Keep eating normally unless your doctor instructs you otherwise.
What should I do if I forget a dose?
If you miss a dosage, take it as soon as you recall. If the next dose is soon due, skip the missed one and carry on with your regular dosing plan. Emtricitabine should not be taken more than once per day, and you shouldn’t take two to make up for a missed dose.
What side effects can this medication cause?
Emtricitabine may cause side effects. Tell your doctor if any of these symptoms are severe or do not go away:
- A change in skin tone, particularly on the hands’ or feet’s soles, is noticeable.
- Joint pain
- Strange dreams
- Having trouble falling or staying asleep
- Tingling, burning, or numbness in the legs, arms, feet, or hands
- Clogged nose
- Nasal pain
Some adverse effects can be very harmful. Call your doctor right away if you have any of the following symptoms or those listed in the IMPORTANT WARNING section:
- Signs of infection such as a fever, chills, sore throat, cough, or other symptoms
- Breathing difficulty
- Rapid respiration
- Rapid or unusual heartbeat
- Stomach’s upper right corner hurts
- Urine that is dark yellow or brown.
- Colored-light bowel motions
- Yellowing of the eyes or skin
- Reduced appetite
- You experience coldness, especially in your arms or legs
- Extreme fatigue
- Feeling unsteady or lightheaded
- Muscular ache
Other negative effects of emtricitabine are possible. If you experience any strange issues while taking this medicine, contact your doctor right away.

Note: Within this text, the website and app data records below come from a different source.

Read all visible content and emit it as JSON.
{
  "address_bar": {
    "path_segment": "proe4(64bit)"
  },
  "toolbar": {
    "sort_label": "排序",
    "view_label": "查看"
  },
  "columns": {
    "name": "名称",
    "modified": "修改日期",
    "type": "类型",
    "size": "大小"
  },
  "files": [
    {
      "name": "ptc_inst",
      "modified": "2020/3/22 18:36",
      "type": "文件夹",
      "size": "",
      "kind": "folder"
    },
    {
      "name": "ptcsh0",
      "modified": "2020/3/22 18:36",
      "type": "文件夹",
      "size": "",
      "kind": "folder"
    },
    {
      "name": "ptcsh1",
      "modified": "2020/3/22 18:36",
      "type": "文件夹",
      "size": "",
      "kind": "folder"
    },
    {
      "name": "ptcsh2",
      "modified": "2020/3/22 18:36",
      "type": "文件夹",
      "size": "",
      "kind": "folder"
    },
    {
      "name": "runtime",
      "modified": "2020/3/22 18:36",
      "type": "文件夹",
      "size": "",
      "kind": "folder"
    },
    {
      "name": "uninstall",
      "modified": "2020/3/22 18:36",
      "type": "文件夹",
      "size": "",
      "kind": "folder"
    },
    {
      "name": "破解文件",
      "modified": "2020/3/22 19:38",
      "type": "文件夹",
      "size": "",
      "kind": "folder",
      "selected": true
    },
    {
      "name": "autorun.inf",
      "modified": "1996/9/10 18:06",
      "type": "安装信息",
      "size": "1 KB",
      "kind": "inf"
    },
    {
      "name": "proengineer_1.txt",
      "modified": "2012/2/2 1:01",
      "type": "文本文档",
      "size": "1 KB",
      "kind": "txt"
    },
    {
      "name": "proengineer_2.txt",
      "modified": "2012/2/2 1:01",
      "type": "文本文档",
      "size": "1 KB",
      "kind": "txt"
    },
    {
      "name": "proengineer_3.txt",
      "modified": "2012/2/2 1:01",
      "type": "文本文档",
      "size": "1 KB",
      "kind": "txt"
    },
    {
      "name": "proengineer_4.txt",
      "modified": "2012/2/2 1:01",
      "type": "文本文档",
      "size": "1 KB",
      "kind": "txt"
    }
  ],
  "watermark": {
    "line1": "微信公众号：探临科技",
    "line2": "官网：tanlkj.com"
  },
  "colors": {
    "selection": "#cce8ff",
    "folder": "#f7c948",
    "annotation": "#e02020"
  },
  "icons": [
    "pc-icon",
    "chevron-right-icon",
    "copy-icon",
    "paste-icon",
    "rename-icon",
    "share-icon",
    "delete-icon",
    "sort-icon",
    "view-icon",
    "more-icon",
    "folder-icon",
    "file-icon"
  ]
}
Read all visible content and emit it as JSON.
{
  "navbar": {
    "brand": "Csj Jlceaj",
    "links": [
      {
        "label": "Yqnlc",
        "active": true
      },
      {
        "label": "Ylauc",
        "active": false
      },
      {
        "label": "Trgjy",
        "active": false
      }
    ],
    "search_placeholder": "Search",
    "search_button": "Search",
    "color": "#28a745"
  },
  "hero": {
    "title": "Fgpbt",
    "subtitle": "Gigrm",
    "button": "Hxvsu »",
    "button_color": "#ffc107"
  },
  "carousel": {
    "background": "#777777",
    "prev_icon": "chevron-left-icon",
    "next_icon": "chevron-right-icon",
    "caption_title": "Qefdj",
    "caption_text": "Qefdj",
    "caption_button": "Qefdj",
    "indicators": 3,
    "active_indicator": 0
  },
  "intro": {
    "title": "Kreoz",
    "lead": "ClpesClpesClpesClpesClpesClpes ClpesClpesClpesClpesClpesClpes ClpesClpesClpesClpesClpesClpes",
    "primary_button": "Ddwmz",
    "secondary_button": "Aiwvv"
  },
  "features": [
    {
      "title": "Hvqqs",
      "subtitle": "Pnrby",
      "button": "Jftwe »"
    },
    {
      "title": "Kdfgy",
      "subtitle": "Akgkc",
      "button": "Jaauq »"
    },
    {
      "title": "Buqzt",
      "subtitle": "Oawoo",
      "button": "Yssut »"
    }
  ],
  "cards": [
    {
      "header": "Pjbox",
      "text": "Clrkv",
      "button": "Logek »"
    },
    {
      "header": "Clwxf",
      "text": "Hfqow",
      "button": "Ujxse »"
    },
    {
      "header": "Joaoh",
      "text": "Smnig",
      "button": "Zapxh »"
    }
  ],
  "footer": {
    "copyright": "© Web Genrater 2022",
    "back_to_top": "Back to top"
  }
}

You or your doctor can submit a report to the Food and Drug Administration’s (FDA) MedWatch Adverse Event Reporting program online at http://www.fda.gov/Safety/MedWatch or by phone at 1-800-332-1088 if you have a serious side event.
What should I know about storage and disposal of this medication?
Keep this medication tightly closed in the original container and out of the reach of children. Keep the capsules out of the bathroom and at room temperature, away from sources of extreme heat and moisture. Do not freeze the oral solution; instead, keep it in the refrigerator. You can keep the oral solution at room temperature for up to three months if you don’t want to refrigerate it. After three months, throw away any unopened, unrefrigerated oral solution.
As many containers (such as weekly pill minders and those for eye drops, creams, patches, and inhalers) are not child-resistant and are simple for young children to open, it is crucial to keep all medications out of sight and out of reach of children. Always lock safety caps and promptly stash medication up and away from young children where it is out of their sight and reach to prevent poisoning. http://www.upandaway.org
Unused prescriptions must be disposed of carefully to prevent pets, kids, and other people from ingesting them. You should not, however, dispose of this medication in the toilet. Instead, utilizing a medicine take-back program is the easiest approach to get rid of your medication. To find out about take-back programs in your area, speak with your pharmacist or the garbage/recycling department in your city. If you do not have access to a take-back program, see the FDA’s Safe Disposal of Medicines website at http://goo.gl/c4Rm4p for additional information.
In case of emergency/overdose
Call the poison control hotline at 1-800-222-1222 in the event of an overdose. Additionally, information can be found online at https://www.poisonhelp.org/help. Call 911 right once if the person has collapsed, experienced a seizure, is having difficulty breathing, or cannot be roused.
What other information should I know?
No one else should take your medication. Any queries you may have regarding medication refills should be directed to your pharmacist.
Emtricitabine should always be on hand. Do not put off getting a refill on your prescription until you are out of medicine.
You should keep a written record of every medication you take, including any over-the-counter (OTC) items, prescription drugs, and dietary supplements like vitamins and minerals. This list should be brought with you whenever you see a doctor or are admitted to the hospital. You should always have this information with you in case of emergencies.